- Licensed real estate agents are not the only people who may be Realtors; licensed real estate brokers, associate brokers, property managers and appraisers are also among the profession’s members.
- You might be asking why becoming a member of the NAR makes such a significant impact in terms of an agent’s job title.
- The Code of Ethics contains 17 elements of ethical conduct as well as 71 Standards of Practice.
- The most recent version of the Code may be found in the January issue of Realtor Magazine.
- Realtors place a high value on honesty in all of their real estate transactions above anything else.
- This is one of the primary reasons why the National Association of Realtors has such an outstanding reputation and why so many people prefer to work with a Realtor.

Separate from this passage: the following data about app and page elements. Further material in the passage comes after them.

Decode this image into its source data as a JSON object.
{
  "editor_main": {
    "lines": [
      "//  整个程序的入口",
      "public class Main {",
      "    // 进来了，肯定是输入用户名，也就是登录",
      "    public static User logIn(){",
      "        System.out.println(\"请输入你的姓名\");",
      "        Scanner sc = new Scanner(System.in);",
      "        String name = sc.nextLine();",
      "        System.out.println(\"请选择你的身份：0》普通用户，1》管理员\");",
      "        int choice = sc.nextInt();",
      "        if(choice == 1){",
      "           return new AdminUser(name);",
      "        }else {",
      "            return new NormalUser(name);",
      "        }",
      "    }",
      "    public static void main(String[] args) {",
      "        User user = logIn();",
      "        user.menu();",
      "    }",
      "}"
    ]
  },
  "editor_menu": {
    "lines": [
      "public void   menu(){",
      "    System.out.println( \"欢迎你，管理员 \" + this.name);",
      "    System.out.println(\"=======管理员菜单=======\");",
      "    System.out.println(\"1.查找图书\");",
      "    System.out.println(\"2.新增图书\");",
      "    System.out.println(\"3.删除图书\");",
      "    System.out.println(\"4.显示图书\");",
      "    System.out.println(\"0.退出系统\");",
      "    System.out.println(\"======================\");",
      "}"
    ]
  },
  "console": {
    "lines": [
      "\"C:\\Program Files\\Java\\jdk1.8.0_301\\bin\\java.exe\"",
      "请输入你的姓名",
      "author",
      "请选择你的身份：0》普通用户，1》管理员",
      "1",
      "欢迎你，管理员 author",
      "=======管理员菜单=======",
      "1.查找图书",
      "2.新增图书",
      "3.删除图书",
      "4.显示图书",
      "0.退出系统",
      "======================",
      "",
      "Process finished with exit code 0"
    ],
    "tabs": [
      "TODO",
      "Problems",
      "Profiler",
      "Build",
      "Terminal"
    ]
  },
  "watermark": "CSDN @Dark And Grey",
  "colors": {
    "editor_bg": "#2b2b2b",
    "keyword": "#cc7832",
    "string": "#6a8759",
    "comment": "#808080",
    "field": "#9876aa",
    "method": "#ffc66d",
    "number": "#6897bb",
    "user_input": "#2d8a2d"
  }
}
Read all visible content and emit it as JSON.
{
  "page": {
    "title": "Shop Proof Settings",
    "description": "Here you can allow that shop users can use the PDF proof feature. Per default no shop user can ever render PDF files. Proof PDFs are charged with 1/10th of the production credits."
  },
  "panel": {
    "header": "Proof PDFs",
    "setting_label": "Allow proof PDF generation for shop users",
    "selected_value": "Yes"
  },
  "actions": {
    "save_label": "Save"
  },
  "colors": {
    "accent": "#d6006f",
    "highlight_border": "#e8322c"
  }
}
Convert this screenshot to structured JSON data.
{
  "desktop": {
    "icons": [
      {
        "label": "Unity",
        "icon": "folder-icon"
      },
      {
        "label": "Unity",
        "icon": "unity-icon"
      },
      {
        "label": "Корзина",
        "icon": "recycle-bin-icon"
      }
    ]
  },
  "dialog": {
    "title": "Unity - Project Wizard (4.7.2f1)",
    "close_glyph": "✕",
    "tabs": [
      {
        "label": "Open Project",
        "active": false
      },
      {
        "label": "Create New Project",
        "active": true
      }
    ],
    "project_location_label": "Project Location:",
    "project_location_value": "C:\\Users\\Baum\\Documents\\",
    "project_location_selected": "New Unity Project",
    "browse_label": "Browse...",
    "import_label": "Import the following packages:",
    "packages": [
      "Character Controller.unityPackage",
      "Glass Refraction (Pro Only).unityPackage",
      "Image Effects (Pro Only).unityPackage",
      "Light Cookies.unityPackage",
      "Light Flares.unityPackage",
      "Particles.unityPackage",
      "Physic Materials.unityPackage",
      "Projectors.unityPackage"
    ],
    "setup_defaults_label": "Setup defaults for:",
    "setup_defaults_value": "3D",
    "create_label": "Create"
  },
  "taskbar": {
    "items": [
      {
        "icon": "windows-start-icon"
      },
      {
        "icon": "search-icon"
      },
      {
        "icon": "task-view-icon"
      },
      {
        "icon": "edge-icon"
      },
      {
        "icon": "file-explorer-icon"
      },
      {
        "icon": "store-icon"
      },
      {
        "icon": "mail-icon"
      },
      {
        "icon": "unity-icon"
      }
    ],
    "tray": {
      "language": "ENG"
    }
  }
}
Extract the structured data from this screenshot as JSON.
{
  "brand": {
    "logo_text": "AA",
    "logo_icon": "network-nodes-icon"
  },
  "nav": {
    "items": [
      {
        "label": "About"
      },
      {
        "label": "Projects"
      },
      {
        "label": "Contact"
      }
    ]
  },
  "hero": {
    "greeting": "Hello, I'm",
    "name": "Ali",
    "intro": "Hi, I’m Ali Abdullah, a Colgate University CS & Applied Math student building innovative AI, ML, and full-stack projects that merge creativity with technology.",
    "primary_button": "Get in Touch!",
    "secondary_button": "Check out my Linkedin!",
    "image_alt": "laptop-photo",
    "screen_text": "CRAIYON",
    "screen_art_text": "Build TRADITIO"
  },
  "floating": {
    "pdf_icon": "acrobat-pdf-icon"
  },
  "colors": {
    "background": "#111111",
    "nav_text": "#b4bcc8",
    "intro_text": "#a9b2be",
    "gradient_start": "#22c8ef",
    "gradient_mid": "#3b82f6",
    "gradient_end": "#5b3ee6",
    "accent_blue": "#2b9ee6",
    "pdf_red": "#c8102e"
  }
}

Requirements for the Realtor Designation
The following are the standard prerequisites for becoming a member of the NAR:
- Having a valid real estate license
- Being actively involved in the industry Having a clean civil and criminal legal background for the last seven years
- Not being in the process of filing for bankruptcy
- Having no disciplinary action taken against them
- Agreement to adhere by the National Association of Realtors Code of Ethics Completion of a training course in orientation Payment of dues to become a member
Another condition is that a real estate firm’s principle must be a member of the National Association of Realtors before a non-principal can join. For many businesses, having a designated Realtor is necessary in order to fulfill the requirements for their agents to join. In the eyes of many, earning the Realtor credential signifies a dedication to a career in the real estate market and to conducting business with honesty. The fact that one agent is a Realtor is fairly unusual for buyers and sellers to choose one agent over another when making a decision.
Additional NAR Certifications and Designations
Realtors have the option to obtain additional NAR certifications and specializations as a result of their NAR membership, which is another distinguishing feature. The following are examples of NAR designations available at the moment:
- The following designations are available: Accredited Buyer Representative (ABR), Accredited Land Consultant (ALC), Certified Commercial Investment Member (CCIM), Certified International Real Estate Specialist (CIPS), Certified Property Manager (CPM), Certified Real Estate Brokerage Manager (CRB), Certified Residential Specialist (CRS), Counselors of Real Estate® (CRE), Graduate Realtor Institute (GRI), Performance Management Network, and REALTOR® Association.
The following are the current NAR certifications available:
- As a member of the At Home With Diversity (AHWD) organization, you will receive the following benefits: Broker Price Opinion Resource (BPOR), Certified Real Estate Team Specialist (C-RETS), e-PRO®, Military Relocation Professional (MRP), Pricing Strategy Advisor (PSA), Real Estate Negotiation Expert (RENE), ResortSecond-Home Property Specialist (RSPS), Short SalesForeclosure Resource (SFR), and Short SalesForeclosure Resource (SFR).
Every one of these extra certificates and designations is a potent marketing tool that may help an agent stand out from the crowd, especially if they want to establish themselves as a leader in a specific sector. In addition, there is a REALTOR University Graduate School and a Green Resource Council that offer further educational opportunities. The bottom truth is that becoming a Realtor provides an agent with access to a wealth of additional knowledge that may dramatically advance their professional development.
Do You Need You Need a License and the NAR Designation?
The simple answer is that you just require a state license in order to legally act as a real estate agent in your state. However, if you intend to pursue a career in real estate, you should consider obtaining both degrees. If you wish to earn commissions by assisting customers in the purchase and sale of their properties, you must obtain your real estate agent license. The Realtor designation is a wise decision since participation in the National Association of Realtors (NAR) boosts your reputation in the field.
This offers you an advantage over real estate brokers who are not members of the Realtor organization.